Copy each entry below unchanged; the images do not go in the copy.

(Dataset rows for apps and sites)
━━━━━━━━━━━━━━━━━━━━
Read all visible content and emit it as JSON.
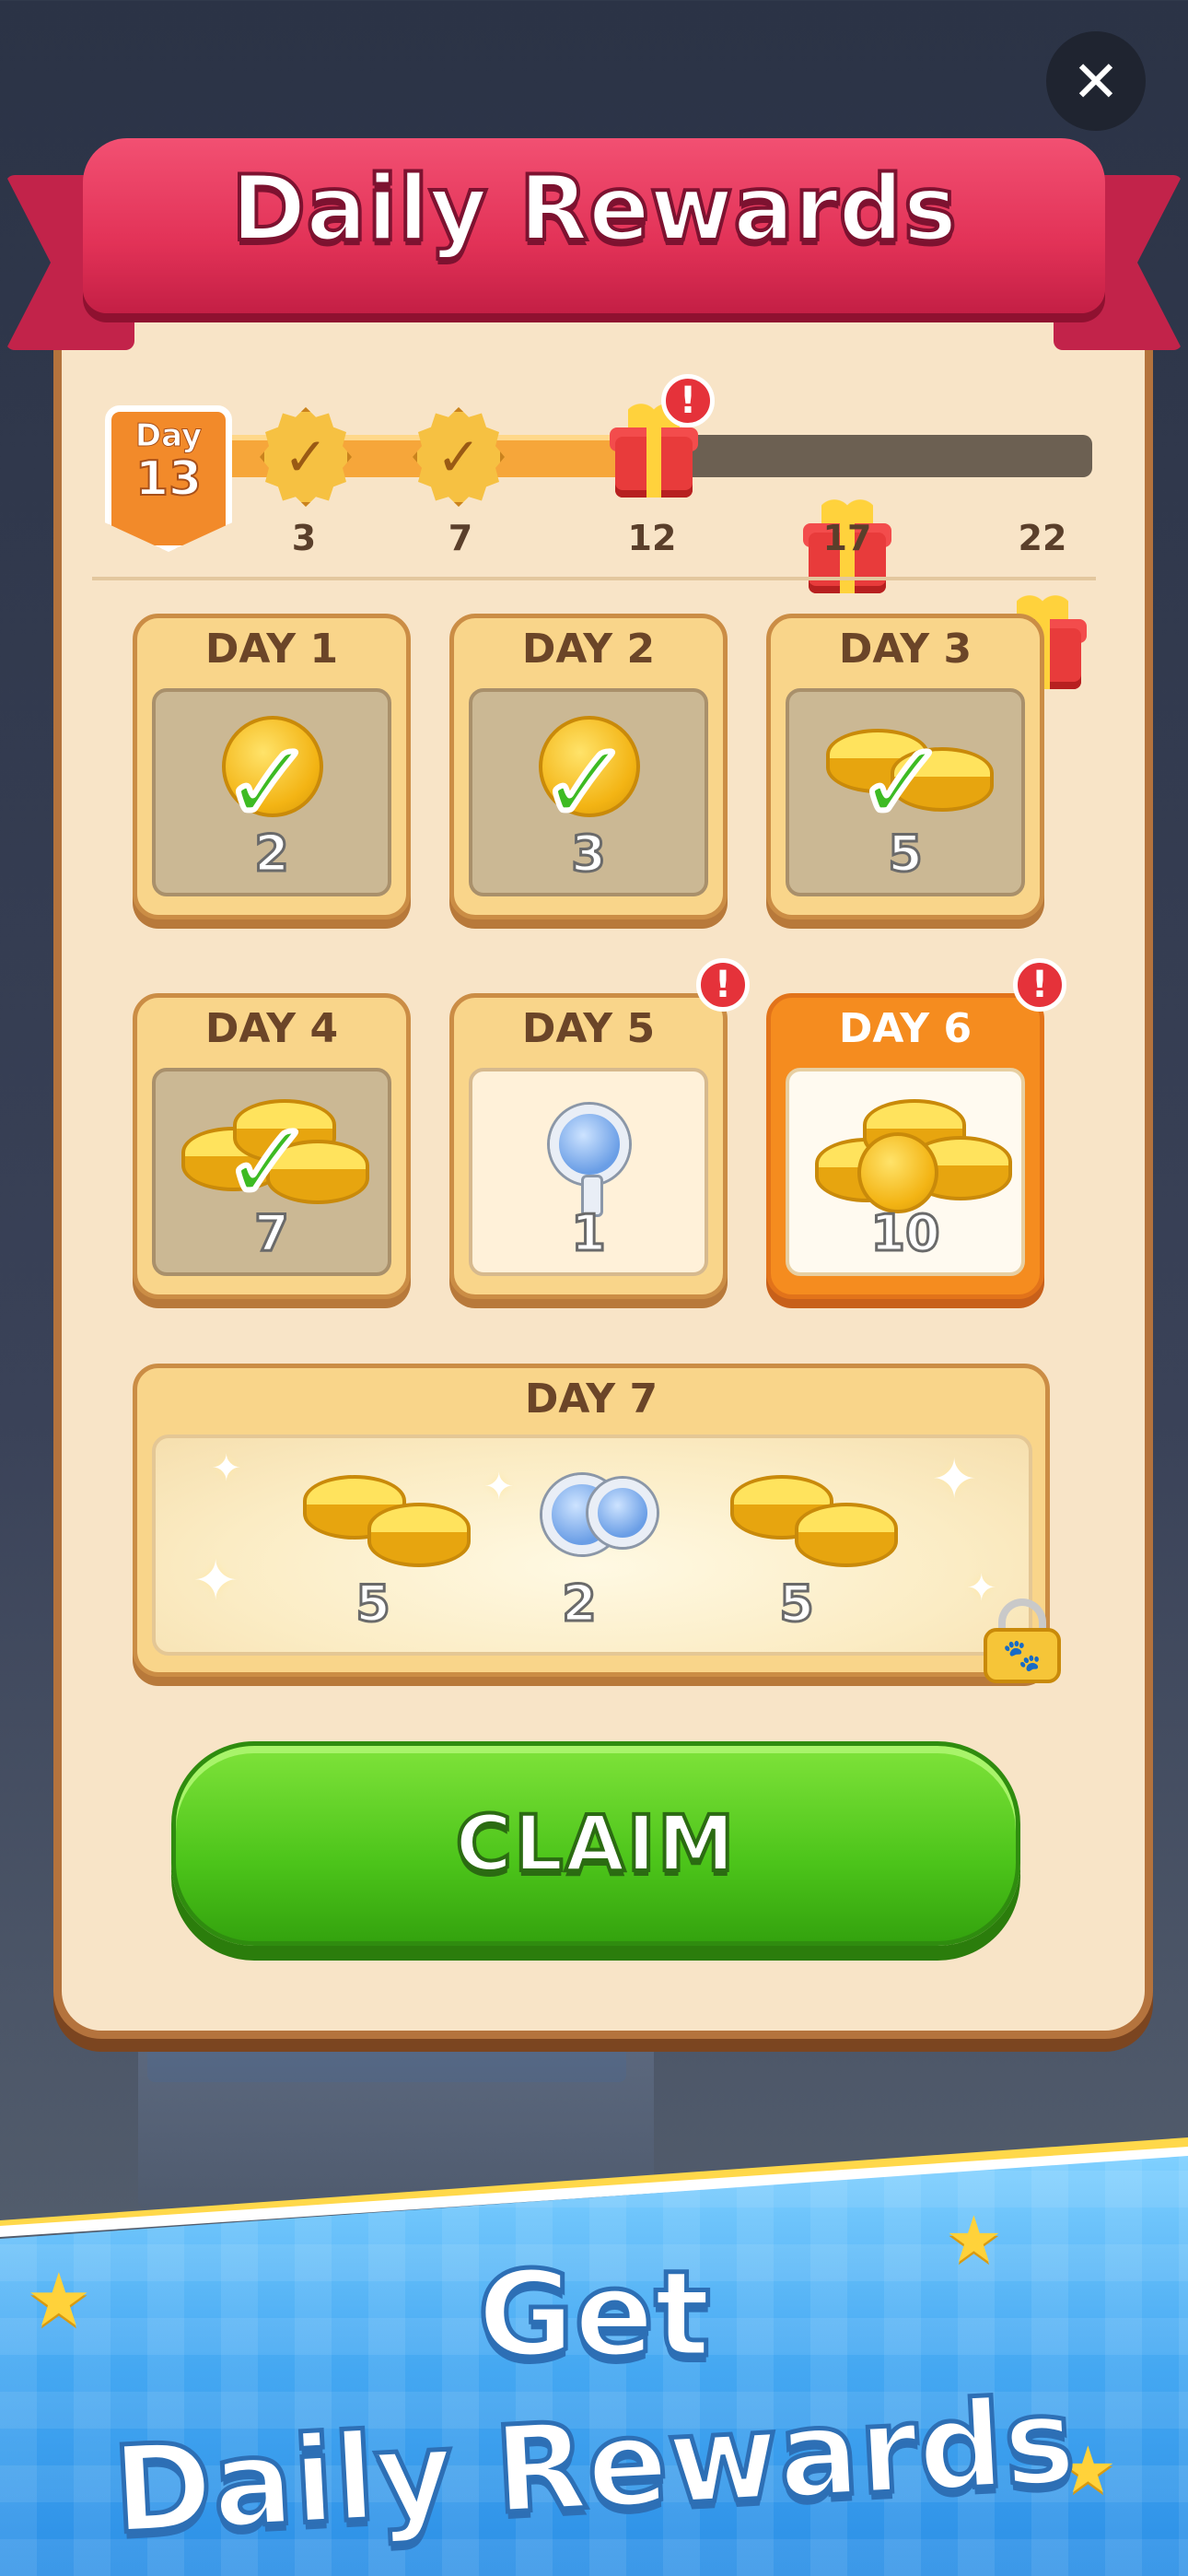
{
  "close": {
    "label": "✕"
  },
  "title": "Daily Rewards",
  "progress": {
    "day_label": "Day",
    "current_day": "13",
    "milestones": [
      "3",
      "7",
      "12",
      "17",
      "22"
    ],
    "alert": "!"
  },
  "days": [
    {
      "label": "DAY 1",
      "qty": "2"
    },
    {
      "label": "DAY 2",
      "qty": "3"
    },
    {
      "label": "DAY 3",
      "qty": "5"
    },
    {
      "label": "DAY 4",
      "qty": "7"
    },
    {
      "label": "DAY 5",
      "qty": "1"
    },
    {
      "label": "DAY 6",
      "qty": "10"
    }
  ],
  "day7": {
    "label": "DAY 7",
    "qtys": [
      "5",
      "2",
      "5"
    ]
  },
  "claim_label": "CLAIM",
  "promo": {
    "line1": "Get",
    "line2": "Daily Rewards"
  },
  "colors": {
    "claim_green": "#4cc41a",
    "banner_red": "#e23257",
    "active_orange": "#f58c1f",
    "panel_bg": "#f8e4c7"
  }
}
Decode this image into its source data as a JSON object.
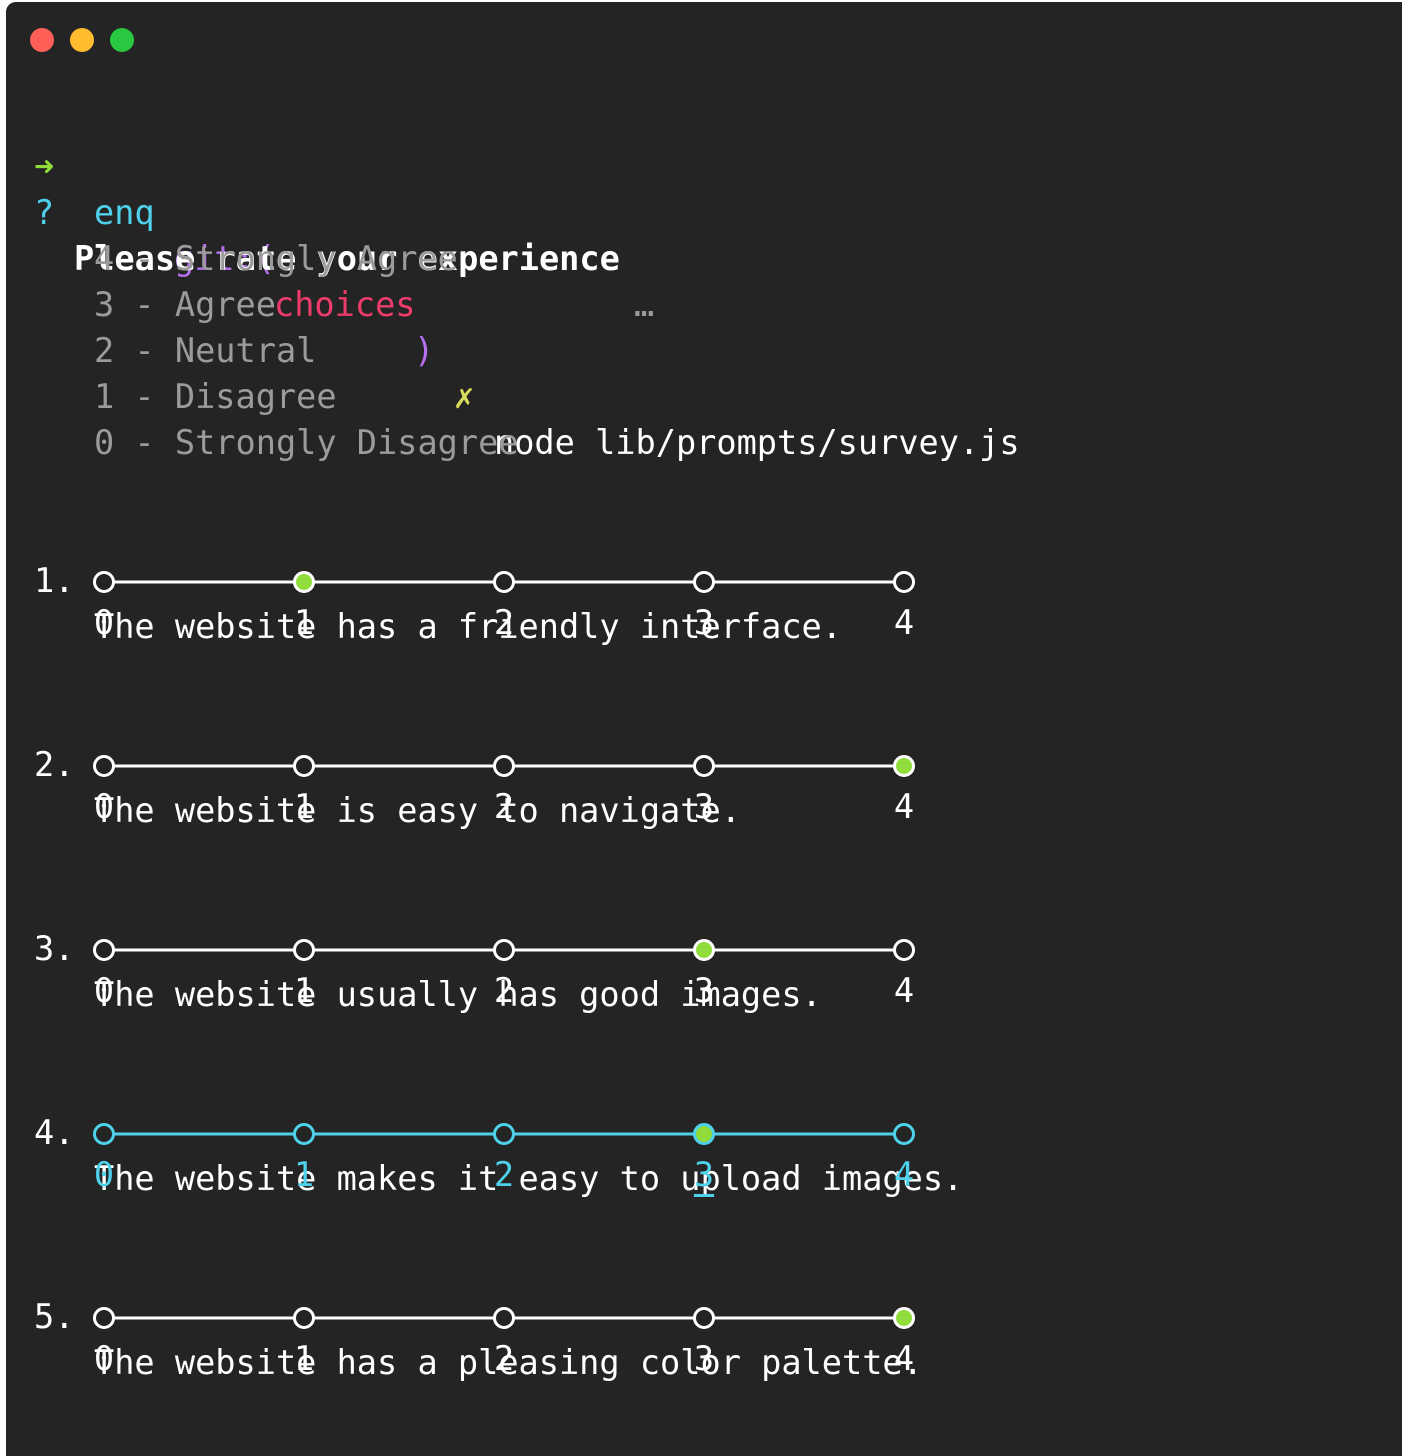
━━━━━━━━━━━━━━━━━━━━
* EXERCISE SOLUTION
Read all visible content and emit it as JSON.
{
  "close": {
    "label": "✕"
  },
  "title": "Daily Rewards",
  "progress": {
    "day_label": "Day",
    "current_day": "13",
    "milestones": [
      "3",
      "7",
      "12",
      "17",
      "22"
    ],
    "alert": "!"
  },
  "days": [
    {
      "label": "DAY 1",
      "qty": "2"
    },
    {
      "label": "DAY 2",
      "qty": "3"
    },
    {
      "label": "DAY 3",
      "qty": "5"
    },
    {
      "label": "DAY 4",
      "qty": "7"
    },
    {
      "label": "DAY 5",
      "qty": "1"
    },
    {
      "label": "DAY 6",
      "qty": "10"
    }
  ],
  "day7": {
    "label": "DAY 7",
    "qtys": [
      "5",
      "2",
      "5"
    ]
  },
  "claim_label": "CLAIM",
  "promo": {
    "line1": "Get",
    "line2": "Daily Rewards"
  },
  "colors": {
    "claim_green": "#4cc41a",
    "banner_red": "#e23257",
    "active_orange": "#f58c1f",
    "panel_bg": "#f8e4c7"
  }
}
Decode this image into its source data as a JSON object.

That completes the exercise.